## YOUR GOAL
Please output each entry in the material beneath exactly as shown.

+ + + + +

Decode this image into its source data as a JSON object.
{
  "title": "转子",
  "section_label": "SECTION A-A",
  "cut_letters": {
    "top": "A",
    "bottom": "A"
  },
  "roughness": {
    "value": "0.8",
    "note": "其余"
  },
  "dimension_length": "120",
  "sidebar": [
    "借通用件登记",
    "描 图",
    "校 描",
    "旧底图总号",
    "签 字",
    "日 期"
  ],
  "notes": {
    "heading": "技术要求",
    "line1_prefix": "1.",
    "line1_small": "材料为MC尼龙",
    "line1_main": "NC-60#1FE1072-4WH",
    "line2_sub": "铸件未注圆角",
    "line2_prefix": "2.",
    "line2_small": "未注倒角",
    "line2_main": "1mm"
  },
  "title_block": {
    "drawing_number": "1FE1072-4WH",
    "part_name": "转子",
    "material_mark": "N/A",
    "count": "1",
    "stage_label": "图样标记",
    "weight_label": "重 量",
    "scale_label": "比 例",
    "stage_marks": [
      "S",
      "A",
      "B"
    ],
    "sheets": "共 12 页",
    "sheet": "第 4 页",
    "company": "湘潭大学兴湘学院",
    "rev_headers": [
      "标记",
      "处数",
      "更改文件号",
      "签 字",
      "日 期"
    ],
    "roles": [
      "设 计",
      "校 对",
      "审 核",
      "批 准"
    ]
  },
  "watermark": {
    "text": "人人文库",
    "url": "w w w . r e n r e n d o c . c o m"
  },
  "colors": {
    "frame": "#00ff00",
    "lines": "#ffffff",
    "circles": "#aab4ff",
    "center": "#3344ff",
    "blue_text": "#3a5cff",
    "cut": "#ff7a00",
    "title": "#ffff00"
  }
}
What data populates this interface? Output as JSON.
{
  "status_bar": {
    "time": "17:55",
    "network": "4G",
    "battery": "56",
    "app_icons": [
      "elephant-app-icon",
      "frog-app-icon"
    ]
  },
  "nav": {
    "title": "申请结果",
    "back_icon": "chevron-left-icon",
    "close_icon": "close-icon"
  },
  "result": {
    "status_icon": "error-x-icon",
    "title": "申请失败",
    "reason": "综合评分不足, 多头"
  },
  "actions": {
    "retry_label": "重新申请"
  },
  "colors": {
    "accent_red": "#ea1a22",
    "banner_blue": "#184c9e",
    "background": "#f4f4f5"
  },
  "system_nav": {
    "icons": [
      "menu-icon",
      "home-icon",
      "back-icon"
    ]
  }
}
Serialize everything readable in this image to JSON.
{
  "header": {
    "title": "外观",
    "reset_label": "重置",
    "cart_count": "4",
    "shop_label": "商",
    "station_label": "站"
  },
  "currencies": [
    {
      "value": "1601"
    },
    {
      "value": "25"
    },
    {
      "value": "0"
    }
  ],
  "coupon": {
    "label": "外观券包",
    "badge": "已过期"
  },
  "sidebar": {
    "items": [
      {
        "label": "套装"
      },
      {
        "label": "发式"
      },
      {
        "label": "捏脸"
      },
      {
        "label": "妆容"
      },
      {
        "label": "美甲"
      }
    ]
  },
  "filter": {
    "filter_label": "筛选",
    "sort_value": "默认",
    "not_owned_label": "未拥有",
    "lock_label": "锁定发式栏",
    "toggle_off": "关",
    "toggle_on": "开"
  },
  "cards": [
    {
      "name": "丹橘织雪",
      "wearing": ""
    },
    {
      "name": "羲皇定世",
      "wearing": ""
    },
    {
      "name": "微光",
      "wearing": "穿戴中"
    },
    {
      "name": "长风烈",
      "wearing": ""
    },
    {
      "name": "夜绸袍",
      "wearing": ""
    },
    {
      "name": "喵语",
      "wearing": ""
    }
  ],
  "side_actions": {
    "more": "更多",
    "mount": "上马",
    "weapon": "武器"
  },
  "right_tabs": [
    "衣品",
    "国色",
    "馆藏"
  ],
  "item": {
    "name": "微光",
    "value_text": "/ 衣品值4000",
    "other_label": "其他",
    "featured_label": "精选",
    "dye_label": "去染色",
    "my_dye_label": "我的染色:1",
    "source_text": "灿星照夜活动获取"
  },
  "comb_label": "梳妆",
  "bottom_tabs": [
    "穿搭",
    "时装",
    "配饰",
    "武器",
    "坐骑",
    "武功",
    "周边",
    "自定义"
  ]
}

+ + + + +

## COMPLETED TASK
Decode this image into its source data as a JSON object.
{
  "title": "转子",
  "section_label": "SECTION A-A",
  "cut_letters": {
    "top": "A",
    "bottom": "A"
  },
  "roughness": {
    "value": "0.8",
    "note": "其余"
  },
  "dimension_length": "120",
  "sidebar": [
    "借通用件登记",
    "描 图",
    "校 描",
    "旧底图总号",
    "签 字",
    "日 期"
  ],
  "notes": {
    "heading": "技术要求",
    "line1_prefix": "1.",
    "line1_small": "材料为MC尼龙",
    "line1_main": "NC-60#1FE1072-4WH",
    "line2_sub": "铸件未注圆角",
    "line2_prefix": "2.",
    "line2_small": "未注倒角",
    "line2_main": "1mm"
  },
  "title_block": {
    "drawing_number": "1FE1072-4WH",
    "part_name": "转子",
    "material_mark": "N/A",
    "count": "1",
    "stage_label": "图样标记",
    "weight_label": "重 量",
    "scale_label": "比 例",
    "stage_marks": [
      "S",
      "A",
      "B"
    ],
    "sheets": "共 12 页",
    "sheet": "第 4 页",
    "company": "湘潭大学兴湘学院",
    "rev_headers": [
      "标记",
      "处数",
      "更改文件号",
      "签 字",
      "日 期"
    ],
    "roles": [
      "设 计",
      "校 对",
      "审 核",
      "批 准"
    ]
  },
  "watermark": {
    "text": "人人文库",
    "url": "w w w . r e n r e n d o c . c o m"
  },
  "colors": {
    "frame": "#00ff00",
    "lines": "#ffffff",
    "circles": "#aab4ff",
    "center": "#3344ff",
    "blue_text": "#3a5cff",
    "cut": "#ff7a00",
    "title": "#ffff00"
  }
}
What data populates this interface? Output as JSON.
{
  "status_bar": {
    "time": "17:55",
    "network": "4G",
    "battery": "56",
    "app_icons": [
      "elephant-app-icon",
      "frog-app-icon"
    ]
  },
  "nav": {
    "title": "申请结果",
    "back_icon": "chevron-left-icon",
    "close_icon": "close-icon"
  },
  "result": {
    "status_icon": "error-x-icon",
    "title": "申请失败",
    "reason": "综合评分不足, 多头"
  },
  "actions": {
    "retry_label": "重新申请"
  },
  "colors": {
    "accent_red": "#ea1a22",
    "banner_blue": "#184c9e",
    "background": "#f4f4f5"
  },
  "system_nav": {
    "icons": [
      "menu-icon",
      "home-icon",
      "back-icon"
    ]
  }
}
Serialize everything readable in this image to JSON.
{
  "header": {
    "title": "外观",
    "reset_label": "重置",
    "cart_count": "4",
    "shop_label": "商",
    "station_label": "站"
  },
  "currencies": [
    {
      "value": "1601"
    },
    {
      "value": "25"
    },
    {
      "value": "0"
    }
  ],
  "coupon": {
    "label": "外观券包",
    "badge": "已过期"
  },
  "sidebar": {
    "items": [
      {
        "label": "套装"
      },
      {
        "label": "发式"
      },
      {
        "label": "捏脸"
      },
      {
        "label": "妆容"
      },
      {
        "label": "美甲"
      }
    ]
  },
  "filter": {
    "filter_label": "筛选",
    "sort_value": "默认",
    "not_owned_label": "未拥有",
    "lock_label": "锁定发式栏",
    "toggle_off": "关",
    "toggle_on": "开"
  },
  "cards": [
    {
      "name": "丹橘织雪",
      "wearing": ""
    },
    {
      "name": "羲皇定世",
      "wearing": ""
    },
    {
      "name": "微光",
      "wearing": "穿戴中"
    },
    {
      "name": "长风烈",
      "wearing": ""
    },
    {
      "name": "夜绸袍",
      "wearing": ""
    },
    {
      "name": "喵语",
      "wearing": ""
    }
  ],
  "side_actions": {
    "more": "更多",
    "mount": "上马",
    "weapon": "武器"
  },
  "right_tabs": [
    "衣品",
    "国色",
    "馆藏"
  ],
  "item": {
    "name": "微光",
    "value_text": "/ 衣品值4000",
    "other_label": "其他",
    "featured_label": "精选",
    "dye_label": "去染色",
    "my_dye_label": "我的染色:1",
    "source_text": "灿星照夜活动获取"
  },
  "comb_label": "梳妆",
  "bottom_tabs": [
    "穿搭",
    "时装",
    "配饰",
    "武器",
    "坐骑",
    "武功",
    "周边",
    "自定义"
  ]
}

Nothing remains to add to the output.